Jack Wohlabaugh got his first career start, at center and keyed a 225-yard rushing performance. Antone Williams broke up a pass, Chris Rumph had a sack, Ben Frye a quarterback hurry. Zach Baker played much of the second half at guard, Myles Hudzick played corner and third-team running back Marvin Hubbard III got in some valuable work against a P-5 team. Jake Bobo recovered an onside kick.
Some more Blue Devils went off the field with injuries. Waco in September no doubt led to some cramps but they weren’t all cramps. I don’t pretend to know the status of the guys who went down. Perhaps tomorrow.
Duke is certainly due some good news on the injury front. NC Central next week and maybe more players will be coming off the DL than going on, before Duke jumps into the deep end of the ACC pool later this month, hosting the hot Hokies.
No question Baylor hurt themselves, especially with dropped passes in the first half and some untimely penalties. But Duke forced both Baylor turnovers, forced a big holding penalty in the first half, forced a blocked field goal.
Three-and-zero, two wins on the road as underdogs against teams from Power-5 conferences.
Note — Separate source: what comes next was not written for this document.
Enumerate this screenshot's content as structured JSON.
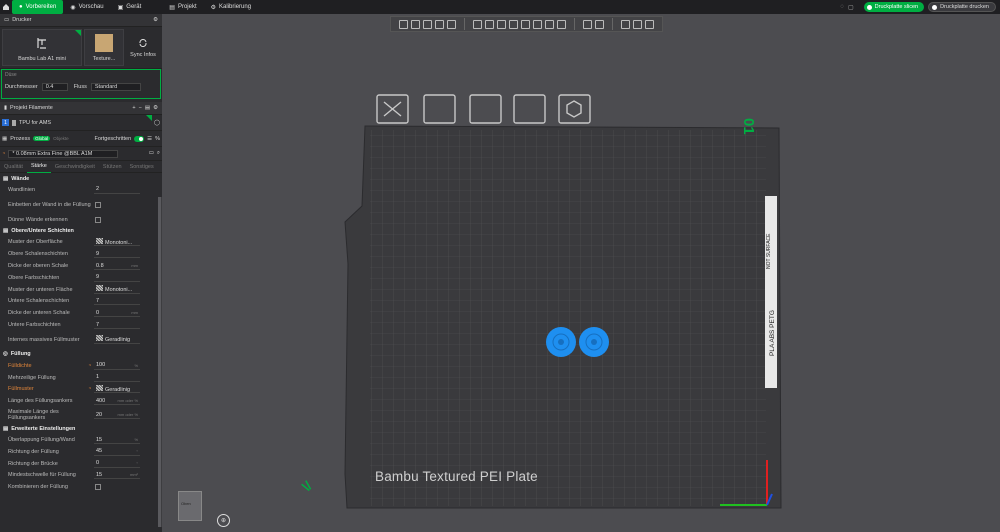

That would have looked pretty good a month ago, when everyone was healthy. Considering everything that has happened, well, it’s further evidence that David Cutcliffe has assembled a roster and a staff and a tradition that deserves national attention.
This was Duke’s sixth win against an opponent from a Power 5 conferences since the beginning of the 2012 season. Only Clemson, Louisville and Florida State, all with eight, have more in the ACC.
T.J. Rahming’s four catches (55 yards), give him 191 career receptions. He passed Clarkston Hines to move into fourth place on the Duke career list, trailing Connor Vernon (283), Jamison Crowder (283) and Donovan Varner (207).
Johnathan Lloyd had a game-high 93 receiving yards, on four catches. His 66-yard, one-handed touchdown grab was the longest catch of his college career.
Special teams played a big role, good and bad. Baylor scored on a blocked punt, Duke allowed a long kick-off return on the game’s first play, and Colin Wareham missed a PAT.
But Wareham hit each of his two field-goal attempts, while Baylor missed two, one blocked by Marquis Waters. T.J. Rahming returned three punts for 59 yards, a 32-yarder the second-longest of his career; he went 33 against Wake Forest last season. Duke twice pinned Baylor inside its 15 on kickoffs.